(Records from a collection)
-------------------------

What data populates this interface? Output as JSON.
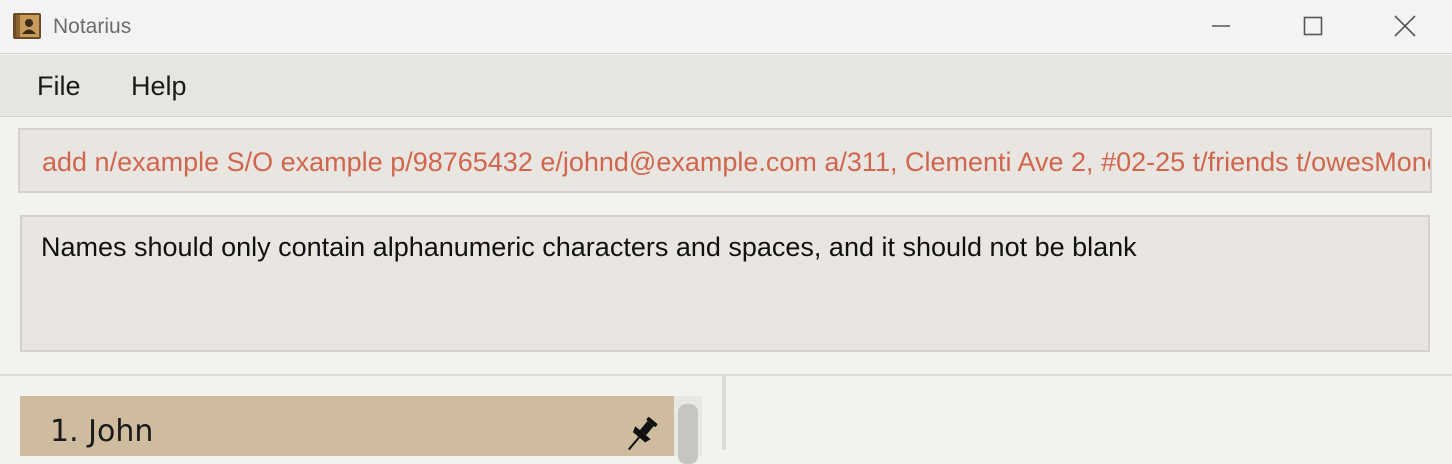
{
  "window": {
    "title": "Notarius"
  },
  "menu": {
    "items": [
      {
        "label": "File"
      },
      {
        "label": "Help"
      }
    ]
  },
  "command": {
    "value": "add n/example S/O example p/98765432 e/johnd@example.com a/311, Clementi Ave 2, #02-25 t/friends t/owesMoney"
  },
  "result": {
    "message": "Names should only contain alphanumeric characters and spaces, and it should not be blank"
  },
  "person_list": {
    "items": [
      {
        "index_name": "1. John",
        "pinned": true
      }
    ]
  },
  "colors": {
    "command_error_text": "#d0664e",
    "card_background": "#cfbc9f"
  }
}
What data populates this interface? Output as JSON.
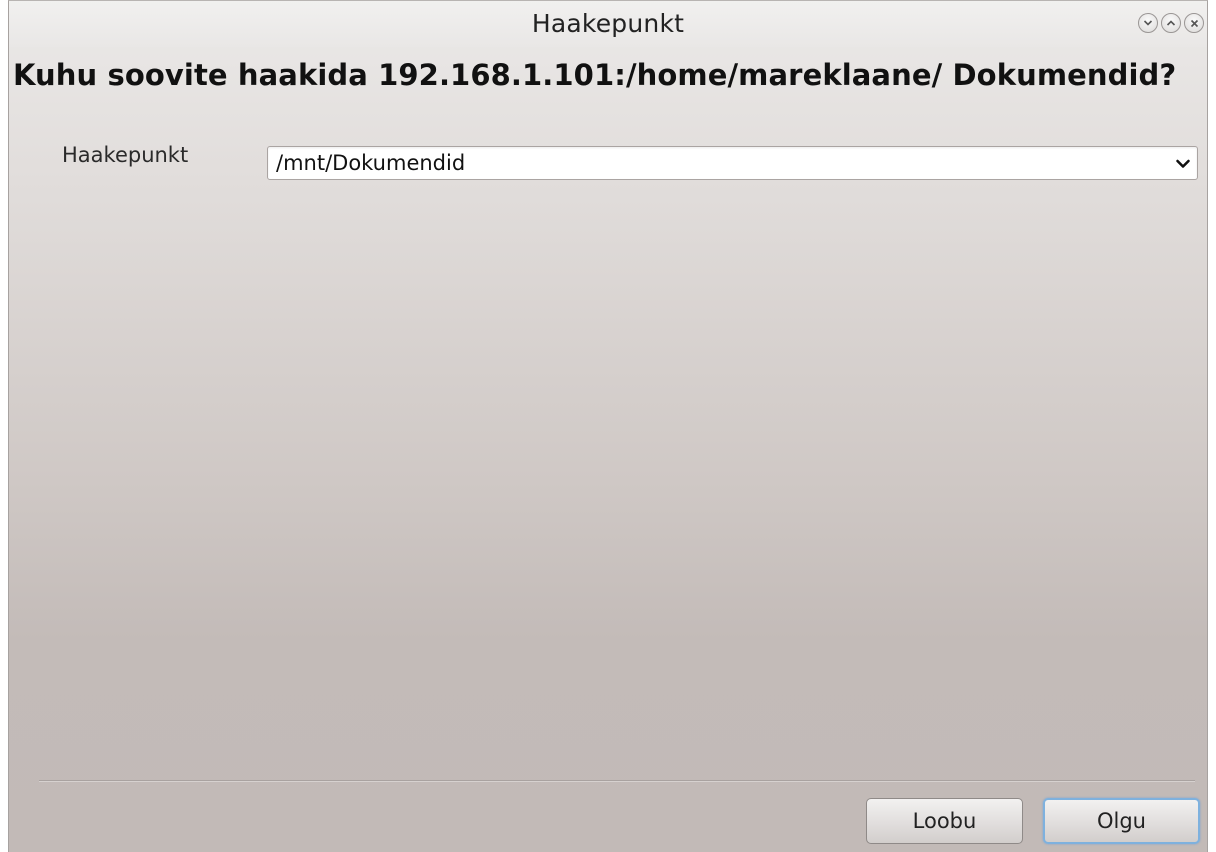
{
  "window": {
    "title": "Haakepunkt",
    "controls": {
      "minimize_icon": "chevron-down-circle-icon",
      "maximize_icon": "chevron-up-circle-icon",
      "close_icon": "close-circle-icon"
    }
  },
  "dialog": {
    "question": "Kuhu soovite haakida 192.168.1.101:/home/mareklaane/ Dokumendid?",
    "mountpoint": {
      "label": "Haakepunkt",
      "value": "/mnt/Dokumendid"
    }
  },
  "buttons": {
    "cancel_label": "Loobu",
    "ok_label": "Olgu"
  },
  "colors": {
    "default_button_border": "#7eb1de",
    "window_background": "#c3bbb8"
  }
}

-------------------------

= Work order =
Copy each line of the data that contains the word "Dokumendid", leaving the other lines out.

= Answer to this exercise =
    "question": "Kuhu soovite haakida 192.168.1.101:/home/mareklaane/ Dokumendid?",
      "value": "/mnt/Dokumendid"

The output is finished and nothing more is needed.